Addiction is a complex and chronic condition characterized by an inability to control or consistently abstain from substance use in spite of all the harm it causes.1,2,3 In some cases, the road to addiction may start with intentional use of drugs and alcohol but, at some point, the person’s decision to continue using becomes increasingly out of their control.2,3,4 Eventually, seeking and consuming the drug/alcohol becomes a compulsion.2,3
It is common for both tolerance and physiological dependence to develop in those who compulsively or otherwise consistently use substances. As tolerance develops, a person begins to no longer experience the effects of a given drug or alcohol in the way they did before. Therefore, it takes a larger dose to achieve the same response as when used previously.4,5 As the frequency and amount of substance use increases to counter the effects of tolerance, the development of physical dependence may also be hastened. People with significant dependence will come to need alcohol or drugs to avoid the onset of withdrawal or, potentially, to be able to function normally in day-to-day life.4,5
As the frequency and amount of substance use increases to counter the effects of tolerance, the development of physical dependence may also be hastened.
The withdrawal syndromes associated with certain types of physical substance dependence can be markedly unpleasant and/or dangerous.4 People at risk of a severe or complicated withdrawal stand to benefit from the added supervision, monitoring, and, when required, medications able to be administered in a medical detox setting.2,7,8 Professional detoxification services are available to help you through distressing withdrawal symptoms, helping provide comfort and safety throughout the process.2
Addiction affects areas of the brain involved in reward and motivation, learning and memory, and control over behavior.1,2,3 Substance addiction does not develop as a function of choice; it is instead born from a complex interplay of many different factors, including genes, trauma, drug access, and community influences.1 In addition, different groups have unique issues that surround their individual addictions, and these people may benefit from tailored treatments that take into account culture, gender, age, and socioeconomic factors.6
The journey from a substance use disorder (SUD) to a healthy, sober life is not a quick and easy one. For many, it takes a lifelong commitment of dedication and hard work.
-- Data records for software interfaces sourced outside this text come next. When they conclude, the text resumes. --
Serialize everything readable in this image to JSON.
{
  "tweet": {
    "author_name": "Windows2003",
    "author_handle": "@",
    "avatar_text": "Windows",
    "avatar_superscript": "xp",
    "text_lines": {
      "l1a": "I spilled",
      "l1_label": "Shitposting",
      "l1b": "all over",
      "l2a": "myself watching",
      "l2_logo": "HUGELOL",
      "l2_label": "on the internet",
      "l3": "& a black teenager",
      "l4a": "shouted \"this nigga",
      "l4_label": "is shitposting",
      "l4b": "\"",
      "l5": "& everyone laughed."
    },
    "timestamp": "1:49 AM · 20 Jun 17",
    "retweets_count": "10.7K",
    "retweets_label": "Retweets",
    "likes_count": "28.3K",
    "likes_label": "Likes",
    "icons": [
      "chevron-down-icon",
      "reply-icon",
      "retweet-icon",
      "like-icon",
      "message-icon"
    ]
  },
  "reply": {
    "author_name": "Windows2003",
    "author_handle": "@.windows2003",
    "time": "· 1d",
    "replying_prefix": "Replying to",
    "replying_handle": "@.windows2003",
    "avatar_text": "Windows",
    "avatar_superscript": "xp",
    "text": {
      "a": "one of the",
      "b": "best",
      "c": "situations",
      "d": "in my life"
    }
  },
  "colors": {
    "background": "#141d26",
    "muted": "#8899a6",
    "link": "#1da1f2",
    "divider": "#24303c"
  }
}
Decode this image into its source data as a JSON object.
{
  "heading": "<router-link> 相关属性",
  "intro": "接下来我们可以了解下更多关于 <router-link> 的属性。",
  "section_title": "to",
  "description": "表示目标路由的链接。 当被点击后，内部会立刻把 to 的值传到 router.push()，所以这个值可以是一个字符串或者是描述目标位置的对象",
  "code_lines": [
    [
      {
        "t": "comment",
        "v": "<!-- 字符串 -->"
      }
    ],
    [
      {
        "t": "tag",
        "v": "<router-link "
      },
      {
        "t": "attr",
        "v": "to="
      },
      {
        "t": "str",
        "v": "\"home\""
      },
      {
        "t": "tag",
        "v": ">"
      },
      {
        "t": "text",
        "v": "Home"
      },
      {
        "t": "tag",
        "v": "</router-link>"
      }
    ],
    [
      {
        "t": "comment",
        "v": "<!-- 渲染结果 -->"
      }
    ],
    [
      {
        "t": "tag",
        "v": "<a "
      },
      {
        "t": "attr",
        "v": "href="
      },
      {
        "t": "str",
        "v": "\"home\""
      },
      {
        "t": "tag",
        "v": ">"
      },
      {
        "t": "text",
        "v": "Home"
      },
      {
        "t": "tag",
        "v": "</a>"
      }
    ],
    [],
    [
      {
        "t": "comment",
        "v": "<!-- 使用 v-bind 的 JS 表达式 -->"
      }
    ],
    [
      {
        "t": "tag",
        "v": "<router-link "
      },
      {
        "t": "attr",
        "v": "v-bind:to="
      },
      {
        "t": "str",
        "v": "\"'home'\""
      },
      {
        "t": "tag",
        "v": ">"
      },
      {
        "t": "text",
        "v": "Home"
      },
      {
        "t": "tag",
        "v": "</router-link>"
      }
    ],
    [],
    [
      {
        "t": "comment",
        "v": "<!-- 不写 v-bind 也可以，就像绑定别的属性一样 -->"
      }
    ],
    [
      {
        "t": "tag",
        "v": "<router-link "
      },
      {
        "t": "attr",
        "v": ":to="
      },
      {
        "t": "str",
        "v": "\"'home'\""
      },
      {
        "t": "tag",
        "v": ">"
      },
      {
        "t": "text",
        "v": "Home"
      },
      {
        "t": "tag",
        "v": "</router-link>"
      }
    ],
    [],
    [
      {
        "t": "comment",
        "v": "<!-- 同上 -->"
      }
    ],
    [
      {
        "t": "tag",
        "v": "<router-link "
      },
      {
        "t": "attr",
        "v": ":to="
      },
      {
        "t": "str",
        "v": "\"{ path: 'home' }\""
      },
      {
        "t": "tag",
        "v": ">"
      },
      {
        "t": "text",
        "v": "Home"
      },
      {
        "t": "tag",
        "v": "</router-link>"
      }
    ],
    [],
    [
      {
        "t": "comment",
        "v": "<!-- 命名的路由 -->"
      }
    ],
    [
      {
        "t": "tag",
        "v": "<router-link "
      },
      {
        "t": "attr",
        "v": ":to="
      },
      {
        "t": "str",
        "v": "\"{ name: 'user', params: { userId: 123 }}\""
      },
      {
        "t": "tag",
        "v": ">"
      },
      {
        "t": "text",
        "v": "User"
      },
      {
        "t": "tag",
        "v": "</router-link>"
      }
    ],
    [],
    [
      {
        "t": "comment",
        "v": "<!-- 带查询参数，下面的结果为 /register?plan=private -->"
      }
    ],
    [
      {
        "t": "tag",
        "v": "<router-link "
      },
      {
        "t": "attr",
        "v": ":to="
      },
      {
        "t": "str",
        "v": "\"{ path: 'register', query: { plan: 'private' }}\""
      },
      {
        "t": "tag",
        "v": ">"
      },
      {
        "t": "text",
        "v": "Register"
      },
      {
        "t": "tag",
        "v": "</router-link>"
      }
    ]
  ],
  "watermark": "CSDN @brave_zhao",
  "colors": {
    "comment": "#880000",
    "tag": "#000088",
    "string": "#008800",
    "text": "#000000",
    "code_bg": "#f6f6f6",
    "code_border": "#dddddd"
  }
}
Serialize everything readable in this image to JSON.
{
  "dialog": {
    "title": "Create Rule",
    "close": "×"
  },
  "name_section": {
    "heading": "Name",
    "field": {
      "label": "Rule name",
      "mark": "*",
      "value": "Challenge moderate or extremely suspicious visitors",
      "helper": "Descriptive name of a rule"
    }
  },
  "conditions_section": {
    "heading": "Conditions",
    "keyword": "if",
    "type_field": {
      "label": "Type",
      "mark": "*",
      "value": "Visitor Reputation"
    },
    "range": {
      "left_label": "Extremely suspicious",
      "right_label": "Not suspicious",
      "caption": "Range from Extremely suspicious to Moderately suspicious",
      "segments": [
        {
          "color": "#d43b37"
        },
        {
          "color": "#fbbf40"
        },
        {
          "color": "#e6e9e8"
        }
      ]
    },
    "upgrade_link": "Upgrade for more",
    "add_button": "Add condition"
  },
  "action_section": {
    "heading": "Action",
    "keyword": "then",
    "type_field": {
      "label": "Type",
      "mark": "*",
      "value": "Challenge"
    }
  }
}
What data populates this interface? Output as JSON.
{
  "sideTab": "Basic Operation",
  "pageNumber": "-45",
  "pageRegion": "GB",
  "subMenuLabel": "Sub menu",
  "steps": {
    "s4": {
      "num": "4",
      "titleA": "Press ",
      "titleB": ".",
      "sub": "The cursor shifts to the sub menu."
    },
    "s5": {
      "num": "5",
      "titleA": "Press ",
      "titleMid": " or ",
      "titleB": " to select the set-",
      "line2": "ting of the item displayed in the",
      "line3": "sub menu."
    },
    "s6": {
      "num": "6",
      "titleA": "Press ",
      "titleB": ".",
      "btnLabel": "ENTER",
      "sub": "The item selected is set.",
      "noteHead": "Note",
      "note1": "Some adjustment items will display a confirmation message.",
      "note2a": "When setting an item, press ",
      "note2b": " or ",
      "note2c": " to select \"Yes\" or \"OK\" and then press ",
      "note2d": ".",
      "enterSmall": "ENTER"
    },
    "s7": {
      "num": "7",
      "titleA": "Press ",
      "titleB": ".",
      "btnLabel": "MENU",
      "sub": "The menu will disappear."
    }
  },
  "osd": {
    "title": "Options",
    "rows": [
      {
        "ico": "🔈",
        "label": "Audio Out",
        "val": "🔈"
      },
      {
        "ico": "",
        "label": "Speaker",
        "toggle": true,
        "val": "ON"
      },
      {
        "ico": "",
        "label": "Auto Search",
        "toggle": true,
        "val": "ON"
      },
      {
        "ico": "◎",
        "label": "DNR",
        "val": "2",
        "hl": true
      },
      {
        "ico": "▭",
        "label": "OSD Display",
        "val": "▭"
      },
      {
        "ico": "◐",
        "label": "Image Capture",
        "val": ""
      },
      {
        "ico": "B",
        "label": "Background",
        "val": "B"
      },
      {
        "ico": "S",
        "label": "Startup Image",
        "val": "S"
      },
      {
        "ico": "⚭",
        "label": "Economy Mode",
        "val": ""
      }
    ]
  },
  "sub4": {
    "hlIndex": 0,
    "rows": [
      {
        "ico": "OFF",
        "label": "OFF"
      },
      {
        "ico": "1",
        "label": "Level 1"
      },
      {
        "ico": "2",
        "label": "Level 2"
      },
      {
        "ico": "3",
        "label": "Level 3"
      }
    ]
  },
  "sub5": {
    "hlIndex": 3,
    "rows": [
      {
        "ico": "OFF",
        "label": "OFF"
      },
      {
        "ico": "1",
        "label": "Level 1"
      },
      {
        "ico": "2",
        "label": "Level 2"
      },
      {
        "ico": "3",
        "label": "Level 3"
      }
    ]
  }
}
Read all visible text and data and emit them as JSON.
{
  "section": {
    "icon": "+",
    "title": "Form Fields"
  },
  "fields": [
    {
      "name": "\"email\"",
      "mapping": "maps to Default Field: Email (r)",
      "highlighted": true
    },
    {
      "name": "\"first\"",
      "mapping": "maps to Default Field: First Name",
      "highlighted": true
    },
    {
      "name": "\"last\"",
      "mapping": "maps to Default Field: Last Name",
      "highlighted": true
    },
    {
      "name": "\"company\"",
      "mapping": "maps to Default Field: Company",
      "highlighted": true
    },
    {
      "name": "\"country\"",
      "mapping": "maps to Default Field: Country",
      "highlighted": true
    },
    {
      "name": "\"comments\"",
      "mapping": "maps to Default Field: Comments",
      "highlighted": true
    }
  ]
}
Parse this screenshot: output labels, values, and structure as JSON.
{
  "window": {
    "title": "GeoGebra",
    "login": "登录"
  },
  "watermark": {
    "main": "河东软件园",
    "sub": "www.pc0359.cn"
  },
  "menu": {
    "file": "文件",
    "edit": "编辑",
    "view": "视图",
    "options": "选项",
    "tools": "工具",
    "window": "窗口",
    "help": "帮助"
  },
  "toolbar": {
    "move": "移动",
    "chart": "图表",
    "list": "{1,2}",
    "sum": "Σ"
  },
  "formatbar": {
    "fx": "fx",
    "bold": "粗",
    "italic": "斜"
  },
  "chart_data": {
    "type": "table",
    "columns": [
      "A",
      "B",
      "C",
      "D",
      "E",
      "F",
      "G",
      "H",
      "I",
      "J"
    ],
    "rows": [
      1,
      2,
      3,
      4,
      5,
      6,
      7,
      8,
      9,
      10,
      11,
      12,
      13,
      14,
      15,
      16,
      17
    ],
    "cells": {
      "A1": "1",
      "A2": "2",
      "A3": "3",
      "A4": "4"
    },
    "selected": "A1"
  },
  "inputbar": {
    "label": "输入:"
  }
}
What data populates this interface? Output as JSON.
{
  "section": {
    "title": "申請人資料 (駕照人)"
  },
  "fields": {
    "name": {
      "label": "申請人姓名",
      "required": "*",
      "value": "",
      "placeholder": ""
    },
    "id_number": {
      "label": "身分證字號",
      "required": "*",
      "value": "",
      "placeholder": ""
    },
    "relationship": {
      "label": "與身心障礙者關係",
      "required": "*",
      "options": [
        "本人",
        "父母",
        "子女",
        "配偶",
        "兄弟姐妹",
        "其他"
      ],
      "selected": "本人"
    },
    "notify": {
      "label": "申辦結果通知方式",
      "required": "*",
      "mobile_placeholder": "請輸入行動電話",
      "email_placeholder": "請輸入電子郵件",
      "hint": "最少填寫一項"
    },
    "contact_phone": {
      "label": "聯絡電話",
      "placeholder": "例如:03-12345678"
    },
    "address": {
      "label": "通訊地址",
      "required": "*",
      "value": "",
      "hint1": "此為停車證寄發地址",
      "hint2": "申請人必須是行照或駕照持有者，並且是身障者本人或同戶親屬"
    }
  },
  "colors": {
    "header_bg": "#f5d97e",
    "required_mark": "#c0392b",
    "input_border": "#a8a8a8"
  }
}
The road toward sobriety may be difficult, but professional treatment helps many people start that endeavor.
- American Society of Addiction Medicine. (2011). Public Policy Statement: Definition of Addiction.
- National Institute on Drug Abuse. (2019). DrugFacts: Treatment Approaches for Drug Addiction.
- National Institute on Drug Abuse. (2018). Drug Misuse and Addiction: What is drug addiction?
- National Institute on Drug Abuse. (2018). The Science of Drug Use and Addiction: The Basics.
- National Institute on Drug Abuse for Teens. (2017). Tolerance, Dependence, Addiction: What’s the Difference?
- National Institute on Drug Abuse. (2018). DrugFacts: Understanding Drug Use and Addiction.
- National Institute on Drug Abuse. (2018). Principles of Drug Addiction Treatment: A Research-Based Guide (Third Edition): Types of Treatment Programs.
- National Institute on Drug Abuse. (2018). Drugs, Brains, and Behavior: The Science of Addiction: Treatment and Recovery.